Once a salve to post-breakup loneliness, my Tinder usage has begun to foster a deeper, more existential kind

Once a salve to post-breakup loneliness, my Tinder usage has begun to foster a deeper, more existential kind

By the time I return to New Orleans, the novelty has worn off. But just as I’m about to delete the app, I hear from Lori, the 22-year-old aspiring doctor, which keeps me tethered to the app for a bit longer. We’ve stayed in touch, though I wouldn’t describe any of our exchanges as even bordering on flirtatious, which is what makes this particular message so jolting: It’s a Friday night, and Lori wants my phone number so she can “drunk text” me throughout the evening. I give her my number, and soon enough … she’s sending photos! Nothing tawdry, but since I ‘m at a stuffy dinner party, these glimpses into the life of a sorta -stranger are an entertaining diversion.

As it gets later, however, Lori’s messages take a blunt turn. “I want to fuck you,” she writes, a message I find more jarring than flattering. Can you truly “want” someone who exists solely on a phone? Over the next few days, her photos get more and more explicit: Here she is in a bikini, here she is out of the bikini. She is indisputably sexy, but if I’m turned on, it’s more by the bizarre context of these exchanges than their lurid content. Feeling a kinship with Anthony Weiner was not something I’d expected from this whole endeavor. Every so often, I get a disarming reminder that to Lori what’s transpiring between us is nothing more than, like, a totally normal form of courtship. For instance, at one point when I ask her for another photo of her in a bikini – a seemingly within-bounds request, given that by now she has sent me dozens – we have the following exchange.

Lori: “It’s just that I was talking to my dad about you the other day, and he said I should be careful, that someone your age would only be interested in me for sex.”

Her dad? Just as I’m about to respond to Lori with a cultural polemic about the distorting effects of hyperconnectivity , I realize there’s no point. Lori’s memory doesn’t extend beyond the Myspace era. For her, there are no lines separating the real from the digital, the world of the screen and the world at large.

It doesn’t matter to her that we’ve never spoken; in her eyes ( eyes I have never seen), we’ve been dating all this time

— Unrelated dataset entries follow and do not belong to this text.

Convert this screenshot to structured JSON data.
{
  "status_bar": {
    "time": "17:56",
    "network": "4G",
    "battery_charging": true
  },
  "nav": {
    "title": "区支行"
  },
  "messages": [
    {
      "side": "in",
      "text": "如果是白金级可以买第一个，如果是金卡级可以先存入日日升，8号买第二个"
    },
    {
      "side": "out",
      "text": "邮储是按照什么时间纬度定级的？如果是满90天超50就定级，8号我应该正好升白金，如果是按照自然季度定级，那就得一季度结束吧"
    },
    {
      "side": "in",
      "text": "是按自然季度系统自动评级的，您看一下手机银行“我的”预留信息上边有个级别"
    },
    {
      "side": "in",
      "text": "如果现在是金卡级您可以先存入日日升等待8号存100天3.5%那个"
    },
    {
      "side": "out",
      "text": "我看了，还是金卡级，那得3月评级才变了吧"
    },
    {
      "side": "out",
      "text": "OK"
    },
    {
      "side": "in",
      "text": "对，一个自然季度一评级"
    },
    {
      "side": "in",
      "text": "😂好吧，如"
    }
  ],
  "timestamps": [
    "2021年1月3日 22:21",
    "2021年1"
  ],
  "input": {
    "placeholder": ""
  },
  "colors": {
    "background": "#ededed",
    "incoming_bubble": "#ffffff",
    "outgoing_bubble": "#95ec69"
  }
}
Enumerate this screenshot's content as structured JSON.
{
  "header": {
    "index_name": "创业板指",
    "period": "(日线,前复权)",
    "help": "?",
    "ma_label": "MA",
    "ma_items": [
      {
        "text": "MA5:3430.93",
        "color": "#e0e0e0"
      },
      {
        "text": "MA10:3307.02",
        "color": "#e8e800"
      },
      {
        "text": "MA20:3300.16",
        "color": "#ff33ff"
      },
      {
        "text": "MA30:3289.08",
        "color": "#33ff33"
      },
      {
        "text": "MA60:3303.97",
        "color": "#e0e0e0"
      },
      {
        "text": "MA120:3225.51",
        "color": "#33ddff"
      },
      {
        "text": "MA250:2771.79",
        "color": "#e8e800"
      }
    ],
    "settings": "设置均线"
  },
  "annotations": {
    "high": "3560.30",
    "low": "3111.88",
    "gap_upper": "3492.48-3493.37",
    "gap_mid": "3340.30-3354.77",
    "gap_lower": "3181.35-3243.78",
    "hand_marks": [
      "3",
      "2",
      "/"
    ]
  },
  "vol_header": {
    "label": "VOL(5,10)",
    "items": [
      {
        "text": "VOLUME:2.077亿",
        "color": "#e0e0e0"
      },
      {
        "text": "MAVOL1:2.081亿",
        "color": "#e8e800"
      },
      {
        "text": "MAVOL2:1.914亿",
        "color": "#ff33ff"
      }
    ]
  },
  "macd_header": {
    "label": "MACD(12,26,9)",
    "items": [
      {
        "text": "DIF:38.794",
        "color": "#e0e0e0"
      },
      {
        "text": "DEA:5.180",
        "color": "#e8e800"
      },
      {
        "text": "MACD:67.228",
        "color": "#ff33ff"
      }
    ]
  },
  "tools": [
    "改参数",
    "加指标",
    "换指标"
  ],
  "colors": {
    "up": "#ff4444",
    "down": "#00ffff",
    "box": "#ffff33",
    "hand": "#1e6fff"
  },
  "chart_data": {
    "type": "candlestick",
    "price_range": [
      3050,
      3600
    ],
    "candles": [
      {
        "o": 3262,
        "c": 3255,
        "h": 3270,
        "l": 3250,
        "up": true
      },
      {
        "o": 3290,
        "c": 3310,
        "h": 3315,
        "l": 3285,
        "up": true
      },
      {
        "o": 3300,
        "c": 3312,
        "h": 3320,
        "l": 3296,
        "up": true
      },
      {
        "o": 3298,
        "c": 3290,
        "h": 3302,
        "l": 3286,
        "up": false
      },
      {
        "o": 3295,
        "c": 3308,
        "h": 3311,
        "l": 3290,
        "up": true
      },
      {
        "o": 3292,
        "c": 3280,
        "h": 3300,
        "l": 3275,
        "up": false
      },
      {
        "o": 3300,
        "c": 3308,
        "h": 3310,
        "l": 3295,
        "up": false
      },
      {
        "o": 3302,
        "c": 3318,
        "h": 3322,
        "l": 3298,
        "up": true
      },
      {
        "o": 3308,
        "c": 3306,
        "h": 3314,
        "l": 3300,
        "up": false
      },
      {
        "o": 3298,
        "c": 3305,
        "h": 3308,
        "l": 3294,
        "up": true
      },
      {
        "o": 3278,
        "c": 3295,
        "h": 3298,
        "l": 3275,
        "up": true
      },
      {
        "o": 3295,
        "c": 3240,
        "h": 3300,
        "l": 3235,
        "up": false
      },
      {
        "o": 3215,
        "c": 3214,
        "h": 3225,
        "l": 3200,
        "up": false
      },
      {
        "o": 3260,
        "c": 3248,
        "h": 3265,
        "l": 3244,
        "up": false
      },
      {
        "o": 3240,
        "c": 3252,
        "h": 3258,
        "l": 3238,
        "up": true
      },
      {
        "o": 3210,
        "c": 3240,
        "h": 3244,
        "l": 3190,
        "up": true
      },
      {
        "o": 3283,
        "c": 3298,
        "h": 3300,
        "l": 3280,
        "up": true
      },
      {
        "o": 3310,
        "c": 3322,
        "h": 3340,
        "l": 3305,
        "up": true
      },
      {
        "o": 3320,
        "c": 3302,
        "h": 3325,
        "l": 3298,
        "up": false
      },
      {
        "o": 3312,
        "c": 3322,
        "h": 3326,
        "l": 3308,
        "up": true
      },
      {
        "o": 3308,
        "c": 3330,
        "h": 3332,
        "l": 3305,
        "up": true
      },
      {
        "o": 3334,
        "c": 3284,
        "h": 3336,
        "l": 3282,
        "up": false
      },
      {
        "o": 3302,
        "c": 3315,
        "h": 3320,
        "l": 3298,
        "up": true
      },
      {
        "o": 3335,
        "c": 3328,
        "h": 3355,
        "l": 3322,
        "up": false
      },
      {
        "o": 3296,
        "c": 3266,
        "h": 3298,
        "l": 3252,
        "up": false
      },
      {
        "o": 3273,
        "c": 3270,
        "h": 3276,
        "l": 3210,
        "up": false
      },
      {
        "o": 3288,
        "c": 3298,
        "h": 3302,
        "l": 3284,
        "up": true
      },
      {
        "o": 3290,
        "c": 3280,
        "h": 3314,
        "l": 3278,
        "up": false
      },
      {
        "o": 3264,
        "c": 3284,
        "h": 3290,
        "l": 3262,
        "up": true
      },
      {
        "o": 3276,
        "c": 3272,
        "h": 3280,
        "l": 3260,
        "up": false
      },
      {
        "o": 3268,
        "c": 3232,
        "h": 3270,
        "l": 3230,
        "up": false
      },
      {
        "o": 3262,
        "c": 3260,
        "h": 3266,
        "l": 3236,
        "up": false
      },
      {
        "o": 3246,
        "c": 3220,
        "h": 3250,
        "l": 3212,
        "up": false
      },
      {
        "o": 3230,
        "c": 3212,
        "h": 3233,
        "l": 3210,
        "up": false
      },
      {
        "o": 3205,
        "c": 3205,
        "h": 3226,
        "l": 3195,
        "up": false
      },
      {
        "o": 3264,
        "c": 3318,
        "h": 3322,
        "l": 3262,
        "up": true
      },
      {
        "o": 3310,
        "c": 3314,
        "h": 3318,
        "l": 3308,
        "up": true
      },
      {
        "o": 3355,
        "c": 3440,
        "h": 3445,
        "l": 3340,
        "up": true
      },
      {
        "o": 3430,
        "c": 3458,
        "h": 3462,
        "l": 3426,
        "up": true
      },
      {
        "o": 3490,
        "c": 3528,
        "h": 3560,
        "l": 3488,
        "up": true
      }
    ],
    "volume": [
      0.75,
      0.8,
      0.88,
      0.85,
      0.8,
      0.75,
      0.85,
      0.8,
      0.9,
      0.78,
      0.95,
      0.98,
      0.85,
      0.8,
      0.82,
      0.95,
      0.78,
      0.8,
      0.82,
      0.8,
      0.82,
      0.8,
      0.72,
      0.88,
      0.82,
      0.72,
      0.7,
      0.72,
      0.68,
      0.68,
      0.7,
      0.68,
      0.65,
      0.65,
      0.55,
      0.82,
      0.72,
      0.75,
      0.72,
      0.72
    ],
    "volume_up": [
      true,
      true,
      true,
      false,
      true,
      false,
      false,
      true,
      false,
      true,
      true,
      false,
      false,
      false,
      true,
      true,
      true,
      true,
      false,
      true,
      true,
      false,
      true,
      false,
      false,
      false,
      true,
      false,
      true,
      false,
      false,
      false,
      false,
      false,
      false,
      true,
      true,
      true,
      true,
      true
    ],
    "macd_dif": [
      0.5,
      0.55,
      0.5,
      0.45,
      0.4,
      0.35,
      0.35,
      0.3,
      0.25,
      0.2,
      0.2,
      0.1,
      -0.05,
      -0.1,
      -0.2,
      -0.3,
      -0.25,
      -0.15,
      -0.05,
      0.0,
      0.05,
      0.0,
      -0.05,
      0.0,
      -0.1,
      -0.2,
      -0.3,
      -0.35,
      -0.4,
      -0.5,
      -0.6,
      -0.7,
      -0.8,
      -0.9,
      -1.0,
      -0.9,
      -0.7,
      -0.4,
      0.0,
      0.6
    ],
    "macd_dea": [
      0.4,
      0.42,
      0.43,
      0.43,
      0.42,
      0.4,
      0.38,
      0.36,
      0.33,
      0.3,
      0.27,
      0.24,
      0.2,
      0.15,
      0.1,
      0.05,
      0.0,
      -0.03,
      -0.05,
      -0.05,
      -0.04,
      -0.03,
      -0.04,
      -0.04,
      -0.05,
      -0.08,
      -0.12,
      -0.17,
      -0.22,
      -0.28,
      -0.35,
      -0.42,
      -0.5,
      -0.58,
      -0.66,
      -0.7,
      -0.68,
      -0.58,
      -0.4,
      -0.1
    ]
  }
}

I’m puzzled. What is the etiquette for breaking up with someone you’ve never met? But before I can formulate a plan, Lori texts me, at midnight: “Hey, what’s your addy? I’m driving to your house right now. I’m 22, remember? I still do stupid shit.”

But even after the Lori Experience I am officially worn out by Tinder

An hour later, an SUV pulls up, and as Lori steps onto the street I’m reminded of a long-dormant fantasy in which it was possible to flip through Playboy fast enough to cause the centerfold to step out of the magazine and into your bedroom. Forgive me if I don’t go into detail about what happens next – the awesomeness of the awkwardness, the thrill of the unfamiliar morphing into the intimate – but thanks to Tinder, I now know what it’s like to have a one-night stand with someone I’ve been dating for weeks.

Still, in life, too frayed from a breakup to get into this sort of thing, or , someone who finds real life just fine as it is. The buzzy pleasure of the swipe has lost all potency, the notifications alerting me to new matches have become interchangeable with those reminding me my credit card bill is due, and, in the https://hookupdate.net/ulust-review/ end, I can’t let go of the old-fashioned belief that it’s better to be liked by one person for the right reasons than “liked” by hundreds for the wrong ones, a worldview that clashes with the one that has made Tinder a phenomenon.

Add Your Comment